On our second day of hiking in the Idaho Selkirks we hiked up Burton Peak. The last few miles of Road 2692 to the trailhead are a bit rough, but our Subaru did fine. The trail starts out in the old Myrtle Creek burn from 2003:
We started seeing wildflowers, a sign of things to come:
The trail started opening up and we saw more and more wildflowers:
The last 0.75 miles or so before the summit was all through meadowy areas with tons of wildflowers. The trail was steep and rocky in many places through here:
After 2.5 miles we reached the peak and the old 1933 lookout cabin:

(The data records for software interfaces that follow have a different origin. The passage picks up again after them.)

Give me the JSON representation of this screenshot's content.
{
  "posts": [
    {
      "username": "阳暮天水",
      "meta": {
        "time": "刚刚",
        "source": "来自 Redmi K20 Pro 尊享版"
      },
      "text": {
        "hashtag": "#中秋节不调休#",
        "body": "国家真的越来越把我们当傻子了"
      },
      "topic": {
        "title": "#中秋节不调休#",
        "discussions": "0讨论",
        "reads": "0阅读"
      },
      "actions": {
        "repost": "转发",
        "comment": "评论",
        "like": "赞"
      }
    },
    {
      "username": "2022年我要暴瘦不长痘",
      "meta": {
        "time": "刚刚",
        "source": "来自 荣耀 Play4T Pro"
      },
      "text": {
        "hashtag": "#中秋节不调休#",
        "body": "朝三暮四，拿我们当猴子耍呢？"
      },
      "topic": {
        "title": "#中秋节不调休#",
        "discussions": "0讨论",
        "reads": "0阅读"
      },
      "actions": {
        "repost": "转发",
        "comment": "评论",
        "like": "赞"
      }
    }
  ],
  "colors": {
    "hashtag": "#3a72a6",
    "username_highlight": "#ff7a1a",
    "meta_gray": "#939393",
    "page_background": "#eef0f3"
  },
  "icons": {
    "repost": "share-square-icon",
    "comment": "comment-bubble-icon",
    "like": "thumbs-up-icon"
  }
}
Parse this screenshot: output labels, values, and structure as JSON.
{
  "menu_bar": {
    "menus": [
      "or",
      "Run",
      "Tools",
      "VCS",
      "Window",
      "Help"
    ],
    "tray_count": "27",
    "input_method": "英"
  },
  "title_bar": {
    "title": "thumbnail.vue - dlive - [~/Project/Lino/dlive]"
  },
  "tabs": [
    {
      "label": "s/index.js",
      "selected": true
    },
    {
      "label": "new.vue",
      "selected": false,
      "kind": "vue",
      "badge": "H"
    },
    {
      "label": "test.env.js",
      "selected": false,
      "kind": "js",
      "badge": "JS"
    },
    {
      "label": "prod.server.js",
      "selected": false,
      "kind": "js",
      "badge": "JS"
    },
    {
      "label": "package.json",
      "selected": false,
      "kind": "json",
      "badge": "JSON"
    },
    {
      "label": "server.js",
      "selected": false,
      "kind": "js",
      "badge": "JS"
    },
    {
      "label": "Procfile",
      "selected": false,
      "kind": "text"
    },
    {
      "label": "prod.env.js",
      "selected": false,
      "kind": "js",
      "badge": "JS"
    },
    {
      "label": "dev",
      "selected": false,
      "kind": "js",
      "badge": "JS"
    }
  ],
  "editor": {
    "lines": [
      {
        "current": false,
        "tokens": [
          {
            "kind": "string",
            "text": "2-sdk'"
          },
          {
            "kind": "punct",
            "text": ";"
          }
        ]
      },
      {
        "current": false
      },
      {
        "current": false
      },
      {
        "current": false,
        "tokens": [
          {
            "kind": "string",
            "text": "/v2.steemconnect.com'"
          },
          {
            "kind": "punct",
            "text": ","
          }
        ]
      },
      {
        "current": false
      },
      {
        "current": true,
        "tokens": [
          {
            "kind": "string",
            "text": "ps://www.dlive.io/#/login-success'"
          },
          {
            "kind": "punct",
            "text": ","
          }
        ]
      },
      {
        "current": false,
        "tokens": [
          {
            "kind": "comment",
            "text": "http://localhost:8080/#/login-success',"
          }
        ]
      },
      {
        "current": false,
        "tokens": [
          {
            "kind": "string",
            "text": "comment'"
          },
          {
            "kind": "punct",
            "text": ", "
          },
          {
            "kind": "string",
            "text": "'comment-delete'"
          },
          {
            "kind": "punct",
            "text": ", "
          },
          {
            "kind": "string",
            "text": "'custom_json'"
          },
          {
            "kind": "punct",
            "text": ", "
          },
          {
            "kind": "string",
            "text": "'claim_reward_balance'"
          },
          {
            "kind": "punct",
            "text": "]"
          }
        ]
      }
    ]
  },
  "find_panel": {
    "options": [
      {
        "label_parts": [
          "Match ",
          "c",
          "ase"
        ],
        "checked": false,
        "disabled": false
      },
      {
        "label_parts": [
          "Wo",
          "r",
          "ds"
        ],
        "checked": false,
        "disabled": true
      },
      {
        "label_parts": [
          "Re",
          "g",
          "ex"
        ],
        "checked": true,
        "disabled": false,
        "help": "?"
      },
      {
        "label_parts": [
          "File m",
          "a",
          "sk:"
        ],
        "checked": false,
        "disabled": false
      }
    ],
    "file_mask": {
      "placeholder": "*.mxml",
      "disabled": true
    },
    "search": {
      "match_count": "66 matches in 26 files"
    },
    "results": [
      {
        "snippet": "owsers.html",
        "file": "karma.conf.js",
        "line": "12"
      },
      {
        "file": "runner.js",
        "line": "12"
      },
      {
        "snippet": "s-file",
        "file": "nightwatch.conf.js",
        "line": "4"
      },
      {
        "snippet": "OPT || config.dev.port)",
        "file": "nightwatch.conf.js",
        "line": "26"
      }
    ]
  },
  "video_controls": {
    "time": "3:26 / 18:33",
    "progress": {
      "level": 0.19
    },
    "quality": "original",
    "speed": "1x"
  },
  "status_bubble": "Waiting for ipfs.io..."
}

The cabin hasn’t been used in many decades and it’s a miracle that it’s still standing. Here is what it looked like in 1938:
The views up there were fabulous:
The trail officially ends here at the lookout, but I think a lot of people go cross-country to visit that peak right next door in the photos above. We decided not to do that and just enjoyed the views from here.
To the east we could see down on Bonner’s Ferry and the Kootenai River:
Some morons had chopped down a tree for firewood. If you need to chop down a tree to have a campfire, you shouldn’t be having a campfire:
We hung out on the summit for several hours, taking shelter from the wind and the sun on the north side of the cabin. There were no bugs, thanks to the wind. We had the place all to ourselves and didn’t see any other hikers. The joys of hiking on weekdays!
Heading back down we got to enjoy the flower show all over again:
We got back to the trailhead at 4pm and a group of five scouts and two leaders were getting ready to hike up. One of them asked me “See any critters?” Nope, no critters.
Gaia stats: 5 miles, 1,560′ elevation gain
After our hike we did the short driving tour through the Kootenai National Wildlife Refuge. The only wildlife we saw was one deer:
After that we visited both upper and lower Snow Creek Falls, which is a short hike from the road. I was very disappointed to see that visitors have left their mark everywhere here. There was graffiti on railings, benches, and posts. People had carved their names on logs and railings. People were causing erosion by cutting the switchbacks. What a shame.
We visited the upper falls first which was gorgeous:
Then we visited the lower falls; still lovely but definitely the less scenic of the two:
See other posts from this trip: